The insanely creative ways that shippers try to evade internet censorship also reminds me of more explicitly political attempts like the mass reposting of a censored 人物 Magazine article in different coded forms, or how demonstrators in Russia have started holding up blank signs to protest the country’s draconian post-invasion censorship. In these cases, though, I think the point of using codes is actually to draw attention to the censorship itself. With danmei, it looks like the point is to just stay under the radar and keep publishing. Learning the particular slang and codes of behavior is an integral part of joining any subculture, but this makes me wonder if there’s a point where finding danmei becomes so obtuse and involved that it walls off discovery for the next generation.
Krish: Outro music this week is also fan fiction, of sorts.
This is part of a new 40th anniversary collection from Taiwan’s Rock Records, getting younger (cross-straits) bands like Sunset Rollercoaster, Carsick Cars, Elephant Gym, Default, Wayne’s SoSad.Fun and Mong Tong to cover old classics from their back catalogue. Worth a dive in.
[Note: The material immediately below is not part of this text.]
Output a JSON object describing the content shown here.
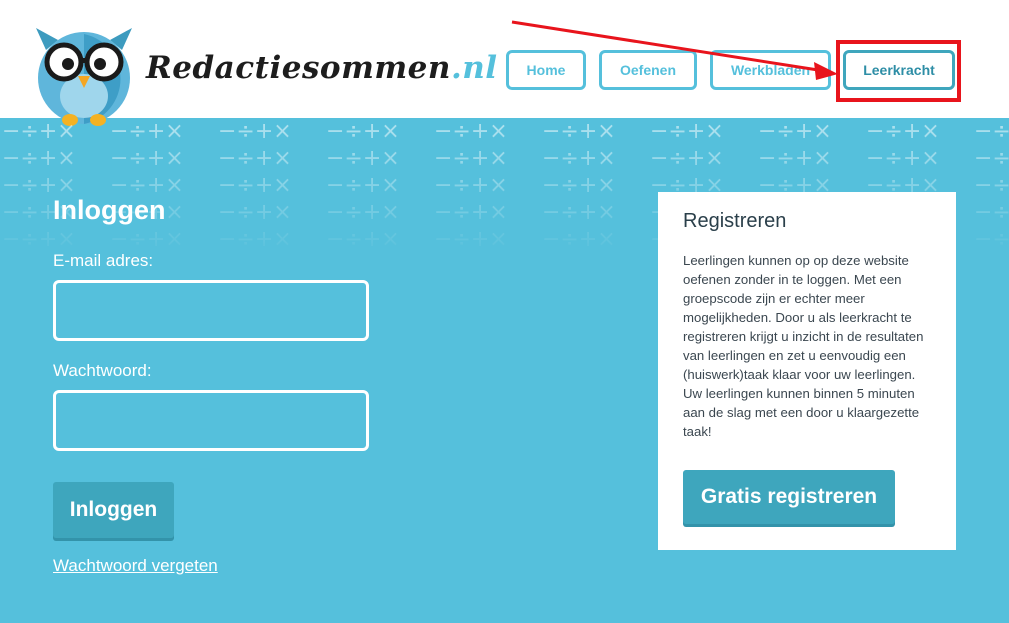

Yan: See you next time!
Emily is secretly spying on Chinese fandom to turn everything into an essay. An ex-fan of Chaoyang Trap, she made a conscious effort to include Ting’s nisu piece in her dissertation without knowing that one day she’d be a proud contributor.
Yan is still recovering from the discovery that Hello Kitty is a little girl, and is now processing the fact that her favourite meme character My Melody is Hello Kitty’s best friend.
Krish would like everyone to know that, in craft beer lingo, there is something called a “cool ship” that produces extra funky brews.
Simon has a lot of music in his Bandcamp wishlist.
Aaron is having a lot of trouble imagining how the friendship between Hello Kitty and My Melody would work.
Yi-Ling is missing Chaoyang & her Chaoyang ppl.
Jaime is still trapped in Chaoyang.
The rest of Chaoyang Trap is on holiday. 😭
ACGx (2018) “有人做了个‘爱发电’的网站，问了他3个问题”. Wechat Subscription account. Accessed at: https://mp.weixin.qq.com/s/sFDaj-WjviK0WDMfcfEB1Q
Noveck, B.S. (2000) ‘Paradoxical partners: Electronic communication and electronic democracy’, Democratization, 7(1), pp. 18–35. doi:10.1080/13510340008403643.
Ritzer, George (2013) The McDonaldization of Society: The 20th Anniversary Edition. SAGE.
Ritzer, G. and Miles, S. (2019) ‘The changing nature of consumption and the intensification of McDonaldization in the digital age’, Journal of Consumer Culture, 19(1), pp. 3–20. doi: 10.1177/1469540518818628.